Do you remember the last time you had to reset the password for an admin user? Or the time you last updated the network share permissions for an intern? While these seem like mundane tasks, a simple misconfiguration during either of these processes could result in a security breach.
Regardless of the company’s size, IT is structured to work with different types of accounts. Every account, whether it’s a privileged user account or an external consultant account, has a pre-written job function that defines the level of access of the account. The job function also determines other characteristics, such as the period of activeness (life span) of the account and if there is a shift in a user’s position or role. These characteristics also determine the modifications in the user’s access permissions.
Administrators, help desk technicians, and security professionals deal with various types of accounts everyday. They create them, modify them, and supervise them throughout their time in an organization.
Why are these accounts important to consider?
Accounts dictate access to the resources in a network. From the most trivial access like a logon to a kiosk machine to highly privileged access to a confidential folder that holds domain configuration details, accounts settings directly impact security. As a matter of fact, the major reason behind some of the most devasting security breaches is a poorly managed or exposed accounts.
Hard to believe? The recent EKANS ransomware attacks on Honda and Enel Group was due to the exposed Remote Desktop Protocol (RDP) credentials of users. The recent breach of social media giant Twitter, which led to the compromise of accounts belonging to many business leaders, elected officials, and celebrities, was the result of tricking a group of internal users and gaining access to Twitter’s administrative panel.

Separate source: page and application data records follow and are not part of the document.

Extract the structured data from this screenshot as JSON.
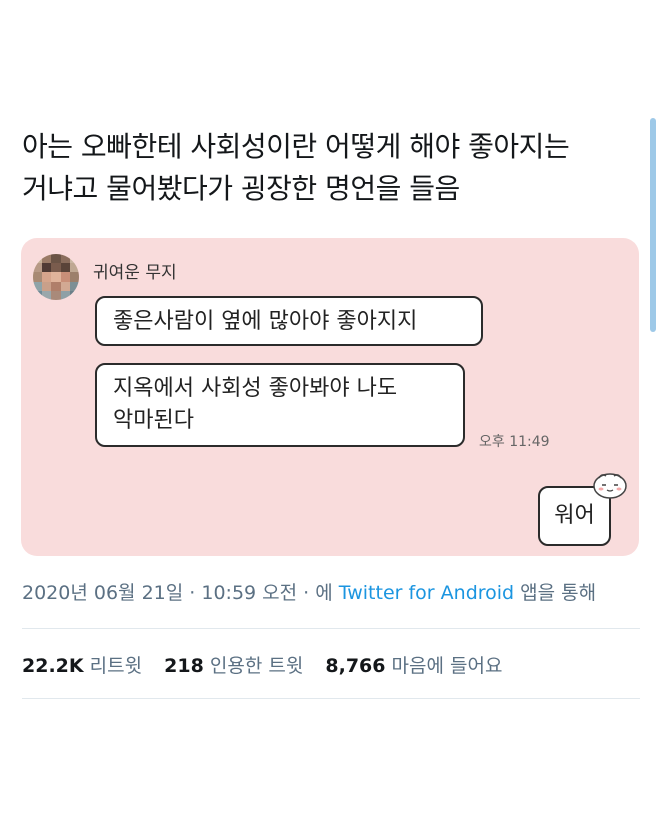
{
  "tweet": {
    "text_line1": "아는 오빠한테 사회성이란 어떻게 해야 좋아지는",
    "text_line2": "거냐고 물어봤다가 굉장한 명언을 들음"
  },
  "chat": {
    "sender": "귀여운 무지",
    "message1": "좋은사람이 옆에 많아야 좋아지지",
    "message2_line1": "지옥에서 사회성 좋아봐야 나도",
    "message2_line2": "악마된다",
    "time": "오후 11:49",
    "reply": "워어",
    "reply_icon": "emoji-face-icon"
  },
  "meta": {
    "date": "2020년 06월 21일",
    "sep1": " · ",
    "time": "10:59 오전",
    "sep2": " · 에 ",
    "source": "Twitter for Android",
    "suffix": " 앱을 통해"
  },
  "stats": {
    "retweets_count": "22.2K",
    "retweets_label": "리트윗",
    "quotes_count": "218",
    "quotes_label": "인용한 트윗",
    "likes_count": "8,766",
    "likes_label": "마음에 들어요"
  },
  "colors": {
    "card_bg": "#f9dcdc",
    "link": "#1b95e0",
    "meta_text": "#5b7083"
  }
}
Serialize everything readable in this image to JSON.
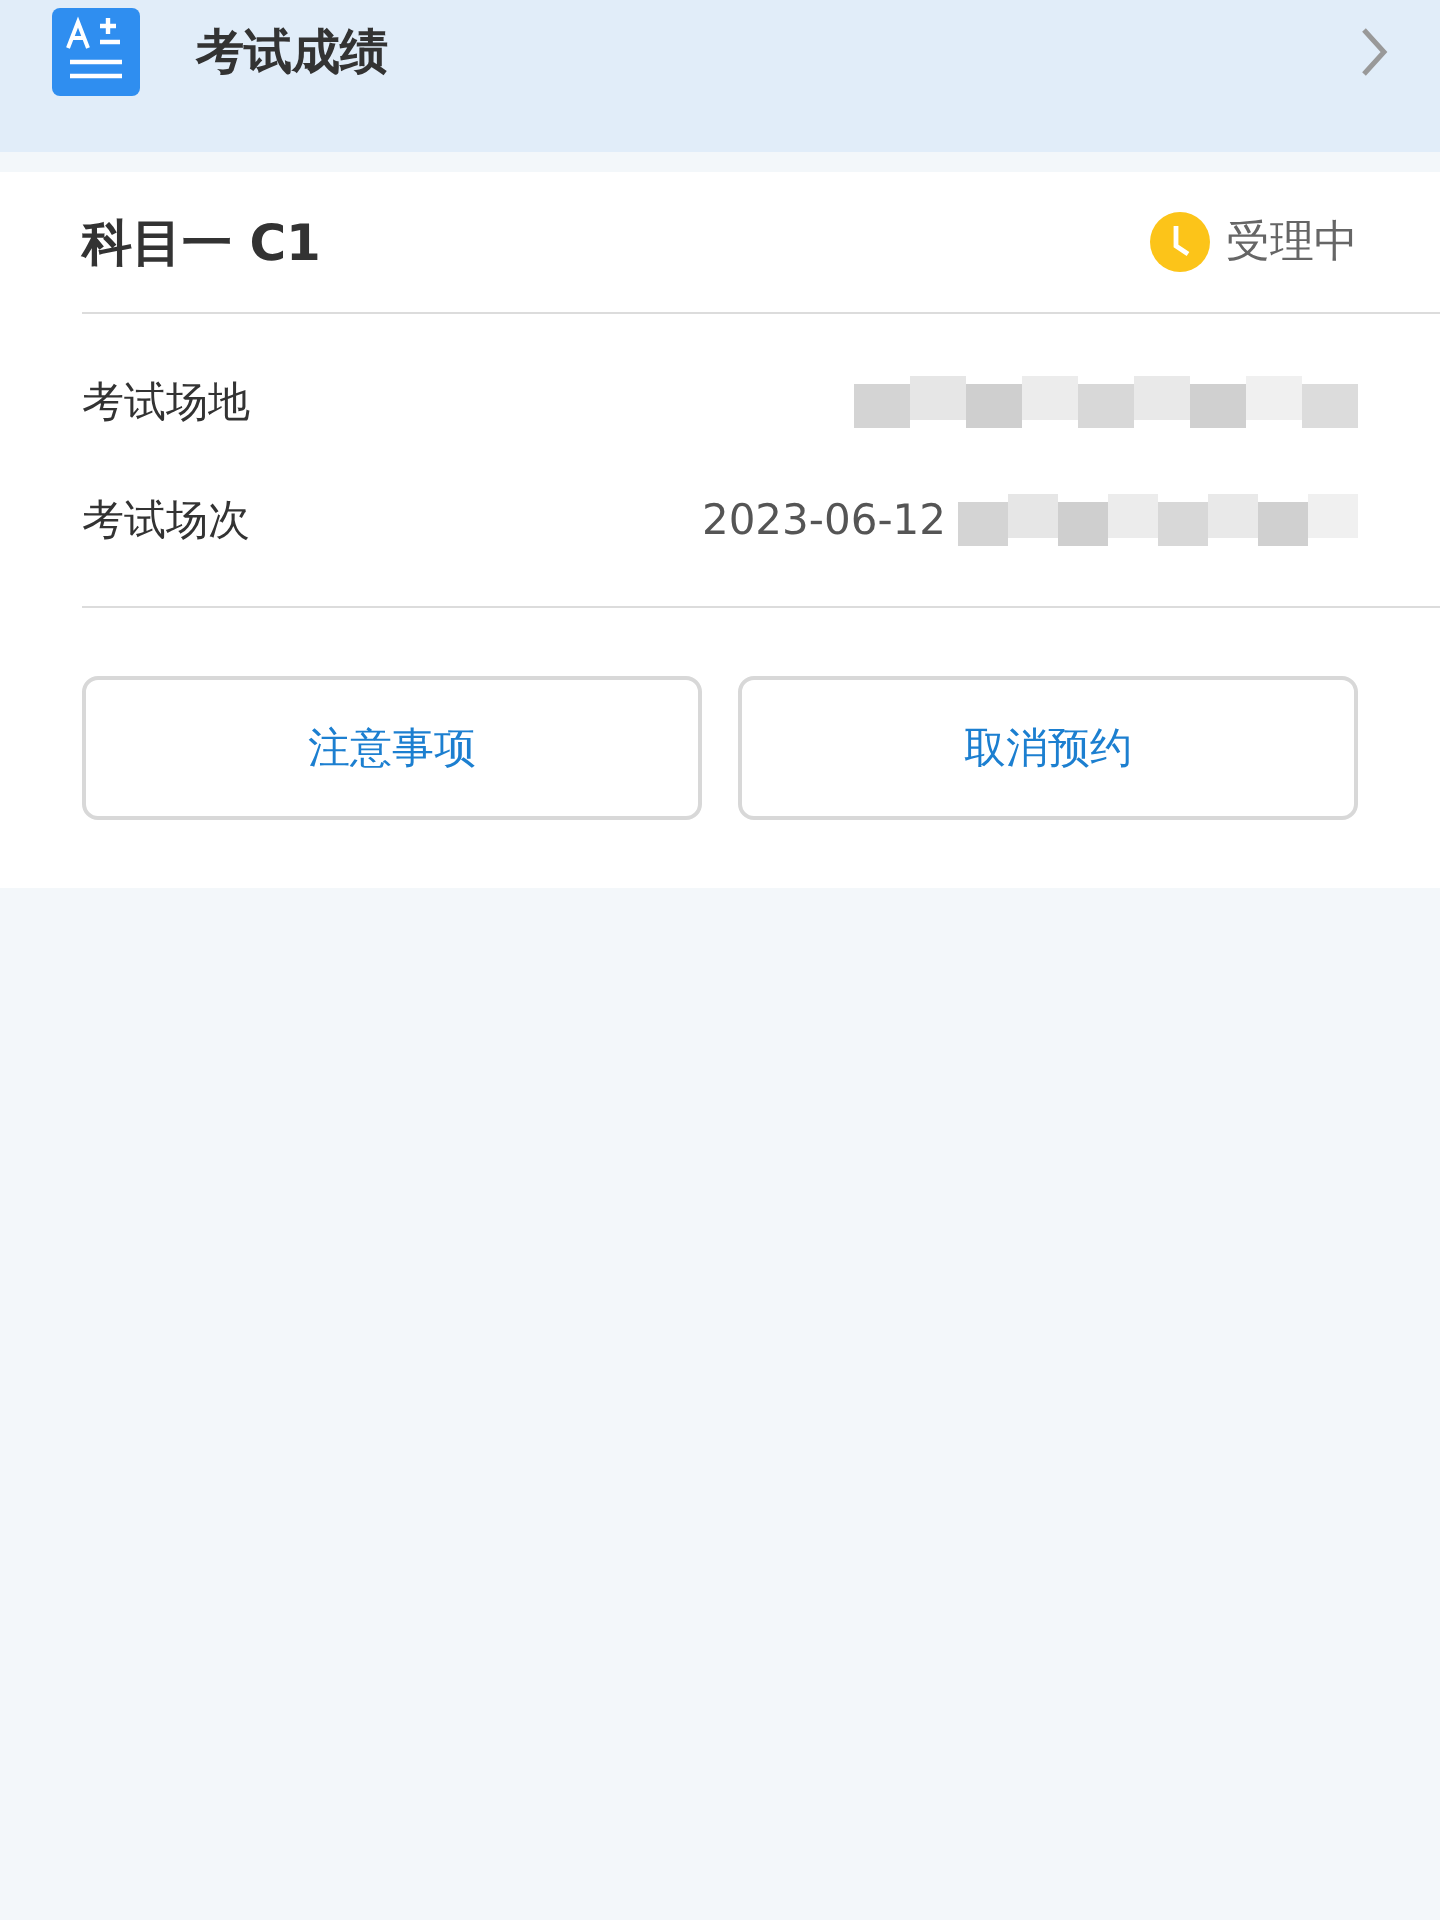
{
  "header": {
    "title": "考试成绩"
  },
  "card": {
    "subject": "科目一 C1",
    "status": "受理中",
    "rows": [
      {
        "label": "考试场地"
      },
      {
        "label": "考试场次",
        "value": "2023-06-12"
      }
    ],
    "buttons": [
      "注意事项",
      "取消预约"
    ]
  }
}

Organizations often spend excess time and money establishing advanced security controls to detect sophisticated attacks but tend to pay little attention to the fundamentals of security. If the various accounts used in everyday IT activities are not configured and secured well, they can act as a gateway for malicious entry.
The attack techniques used in many sophisticated breaches aren’t always direct, and instead take advantage of configuration mishaps and vulnerabilities with platforms that enable attackers to reach their goal. And since these attacks depend on flaws within the system, they can easily be disguised as legitimate system processes.
Considering that administrators are typically overloaded with tasks, it’s impractical and unfair to expect them to manually monitor every account activity granularly. This e-book is a collected list of activities to do and not to do on various types of commonly used accounts.
These are tips handpicked after listening to the most common problems voiced by various admins around the world. Following the guidelines mentioned in the e-book to the last detail will help protect your accounts from misuse and help you to safeguard your business from data breaches and insider attacks.